Young people are often labelled “lazy, not interested in politics, and egocentric,” says Marie Picoche, who fights exactly these clichés in her role as the 19-year-old head of the French organization Jets d’encre.
The millennial generation – roughly made up of 18- to 34-year-olds – is still a group largely sought after by publishers. They are accused of not wanting to pay for anything, yet everyone seems to want to have a piece of their pie. And that makes sense because many of them are entering their key spending years.
Understanding millennials’ habits
There are ways of monetising on millennial publications. Take theSkimm, a daily email newsletter which tells the major news stories in an under five-minute read. It taps perfectly into the habits and media consumption of this particular generation. And, it makes money through sponsorships.
“They have an audience that is valuable to advertisers,” says Kevin Loker, Program Manager of the American Press Institute (API). TheSkimm is created by Danielle Weisberg and Carly Zakin, two millennial news junkies who started their careers at NBC News. In order to understand their behaviour you need to either be a millennial, or “employ them, and listen to them,” as recommended by the API.
The Norwegian experiment: ‘Date a politician’
In Norway they did just that. During their local elections last September, the newspaper Bergensavisen, in cooperation with public broadcaster NRK, hired four students between 18 and 22 in a bid to reach first-time voters. They were given the freedom to cover the elections in their own way.

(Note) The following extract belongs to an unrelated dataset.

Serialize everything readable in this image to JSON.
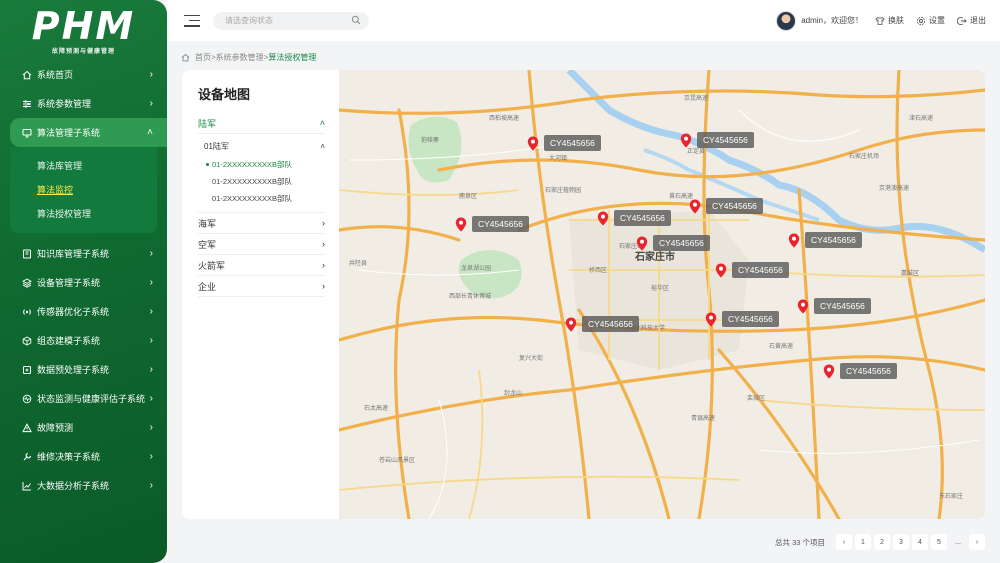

Their unconventional approach was immediately apparent in the content they produced: this video below in which they “date” a politician, for example, was an intriguing way to find out more about the politicians’ personalities in an informal, human setting.
A quick glance at the items produced during this experiment also shows how millennials tend to choose more diverse sources. API says that in the US, the millennial generation is “more diverse than any other generation,” and therefore, this needs to be reflected in the newsroom.
“They have a very direct approach,” said Anders Nyland, Editor-in-Chief at Bergensavisen. “They ask different questions, so they produce different stories than established journalists.”
The story matters, not the platform
Unsurprisingly, the four Norwegians made good use of social media. Their messages were notably short, take for example this 10-second video.
When it comes to reaching millennials, “you have to embrace not only their way of interacting with stories, but also their way of telling them,” says Anne Jacobsen, CEO of the Norwegian Media Centre. And by that she doesn’t mean chasing the latest platforms.
“They look for good stories, not the platform,” says Anne Jacobsen, CEO of the Norwegian Media Centre.
The point is to find new ways to tell stories. For example, telling them in partnership with the audience, providing services in the local communities that tap into the sharing economy or talking about what’s going on in the newsroom.
Senior editors & millennial journalists
Openness and transparency is something that appeals to this generation. “They share, they are open. They don’t have hierarchies normally, they relate very well to flat structures,” says Jacobsen, “it makes the whole setting different.”
Companies in other industries apply reverse mentoring schemes in which millennials coach baby boomers. These programs prove successful in bridging the gap between different generation. In a newsroom where diversity is crucial, you need senior journalists for their experience, combined with the new generation to adapt quickly to changing consumer behaviours.
Aditya Dhunna, a 22-year-old producer at the 24-hour English news channel NewX in India. He says that his job provides him with great opportunities at his age, but “the collaboration with senior editors is crucial.”